Mike Weed WHY THE TWO WON ’ T TANGO ! EXPLAINING THE LACK O F
Notwithstanding any reluctance among sport and tourism agencies to work together, developing policy to support the diverse nature of sports tourism is no simple task. That the development of such policy takes place against a general backdrop of indifference from many of the policy agencies that might reasonably be expected to be involved only

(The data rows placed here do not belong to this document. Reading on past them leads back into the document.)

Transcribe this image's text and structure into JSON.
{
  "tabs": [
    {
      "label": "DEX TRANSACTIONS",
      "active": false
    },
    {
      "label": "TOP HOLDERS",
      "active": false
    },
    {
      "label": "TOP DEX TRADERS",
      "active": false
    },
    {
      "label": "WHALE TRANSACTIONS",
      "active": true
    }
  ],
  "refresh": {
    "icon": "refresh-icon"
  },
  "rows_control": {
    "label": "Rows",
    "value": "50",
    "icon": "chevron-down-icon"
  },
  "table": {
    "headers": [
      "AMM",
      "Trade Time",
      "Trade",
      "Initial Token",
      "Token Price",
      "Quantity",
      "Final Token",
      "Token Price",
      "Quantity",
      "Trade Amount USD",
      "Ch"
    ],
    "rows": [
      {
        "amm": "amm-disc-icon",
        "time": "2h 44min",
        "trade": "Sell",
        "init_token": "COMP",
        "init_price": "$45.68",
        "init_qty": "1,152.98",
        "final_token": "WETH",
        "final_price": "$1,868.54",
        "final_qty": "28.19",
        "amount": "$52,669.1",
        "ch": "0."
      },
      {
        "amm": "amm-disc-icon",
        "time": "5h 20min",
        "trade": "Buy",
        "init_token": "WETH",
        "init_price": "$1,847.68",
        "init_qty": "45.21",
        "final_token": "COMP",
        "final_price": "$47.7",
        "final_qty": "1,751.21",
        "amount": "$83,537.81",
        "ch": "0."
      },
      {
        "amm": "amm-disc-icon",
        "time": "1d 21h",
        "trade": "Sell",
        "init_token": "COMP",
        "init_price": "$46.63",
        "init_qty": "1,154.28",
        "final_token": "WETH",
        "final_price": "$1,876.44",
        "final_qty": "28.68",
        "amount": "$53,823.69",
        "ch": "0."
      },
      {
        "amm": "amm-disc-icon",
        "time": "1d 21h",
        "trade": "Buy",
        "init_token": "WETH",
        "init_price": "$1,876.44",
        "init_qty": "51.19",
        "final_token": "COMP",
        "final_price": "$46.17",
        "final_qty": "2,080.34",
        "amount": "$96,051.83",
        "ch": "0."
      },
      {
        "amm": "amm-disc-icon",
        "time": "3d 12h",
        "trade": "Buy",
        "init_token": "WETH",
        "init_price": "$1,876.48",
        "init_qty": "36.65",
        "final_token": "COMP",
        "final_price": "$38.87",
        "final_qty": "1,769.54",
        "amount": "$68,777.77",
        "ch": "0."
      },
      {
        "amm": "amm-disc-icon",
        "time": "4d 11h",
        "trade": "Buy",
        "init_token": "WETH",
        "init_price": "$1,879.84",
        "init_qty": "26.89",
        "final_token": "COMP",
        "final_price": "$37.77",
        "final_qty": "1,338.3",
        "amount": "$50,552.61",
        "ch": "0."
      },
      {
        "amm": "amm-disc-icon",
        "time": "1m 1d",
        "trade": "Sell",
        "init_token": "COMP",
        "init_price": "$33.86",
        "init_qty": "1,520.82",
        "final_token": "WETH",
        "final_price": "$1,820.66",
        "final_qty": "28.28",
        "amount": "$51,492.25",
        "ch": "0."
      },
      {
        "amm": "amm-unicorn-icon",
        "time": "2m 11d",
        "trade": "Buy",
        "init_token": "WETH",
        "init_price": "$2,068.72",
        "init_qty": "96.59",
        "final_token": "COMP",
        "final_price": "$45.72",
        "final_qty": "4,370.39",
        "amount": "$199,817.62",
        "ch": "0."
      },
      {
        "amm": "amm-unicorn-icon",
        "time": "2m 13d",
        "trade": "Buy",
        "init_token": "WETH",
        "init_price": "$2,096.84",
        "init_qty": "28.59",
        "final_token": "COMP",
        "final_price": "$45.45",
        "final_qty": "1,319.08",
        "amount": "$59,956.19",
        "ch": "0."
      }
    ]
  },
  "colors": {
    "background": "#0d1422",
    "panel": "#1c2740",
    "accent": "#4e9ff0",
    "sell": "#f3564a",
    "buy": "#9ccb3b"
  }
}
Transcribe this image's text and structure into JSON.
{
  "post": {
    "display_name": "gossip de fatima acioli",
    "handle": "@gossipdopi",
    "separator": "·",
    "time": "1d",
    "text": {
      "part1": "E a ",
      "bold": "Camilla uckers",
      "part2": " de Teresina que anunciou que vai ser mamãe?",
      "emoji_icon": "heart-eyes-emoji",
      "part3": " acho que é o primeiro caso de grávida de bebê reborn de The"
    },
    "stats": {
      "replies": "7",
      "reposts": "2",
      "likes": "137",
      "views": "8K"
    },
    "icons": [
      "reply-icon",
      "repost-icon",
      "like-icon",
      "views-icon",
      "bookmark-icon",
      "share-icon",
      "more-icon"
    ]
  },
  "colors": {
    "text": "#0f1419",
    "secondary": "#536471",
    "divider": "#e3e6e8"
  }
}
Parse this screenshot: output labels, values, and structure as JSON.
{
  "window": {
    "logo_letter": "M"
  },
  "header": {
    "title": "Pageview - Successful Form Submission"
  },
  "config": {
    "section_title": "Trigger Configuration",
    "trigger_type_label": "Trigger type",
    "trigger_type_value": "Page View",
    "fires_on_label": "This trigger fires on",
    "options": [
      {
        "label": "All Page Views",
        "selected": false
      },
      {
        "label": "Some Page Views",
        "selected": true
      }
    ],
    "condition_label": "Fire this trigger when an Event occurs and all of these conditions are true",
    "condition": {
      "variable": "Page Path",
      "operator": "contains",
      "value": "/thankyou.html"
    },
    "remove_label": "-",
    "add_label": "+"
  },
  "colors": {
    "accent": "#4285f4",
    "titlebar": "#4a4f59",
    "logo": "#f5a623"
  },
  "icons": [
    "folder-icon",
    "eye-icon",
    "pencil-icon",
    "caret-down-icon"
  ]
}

established and have developed entirely separately. This separate development is often compounded by a significantly different “culture” or “ethos” in the two sectors. There is often a tradition of public sector support, subsidy and/or intervention in the sports sector (the exception, perhaps, being the USA, where the United States Olympic Committee, although granted a role via legislation, receives no public sector funding), while the tourist sector is largely seen as a private sector concern, and agencies are often limited to a marketing or business support role. These factors are further complicated by the different levels at which responsibility for policy development lies. Organizations may exist at the national, regional and/or local levels, and in countries such as the USA or Australia that have federal systems of government, the significant rule of state governments also needs to be considered. The respective responsibilities of these agencies can mean that in some instances liaison would need to take place not only across sectors, but also between levels. The relative scarcity of such liaison is a testament to the range of problems that exist.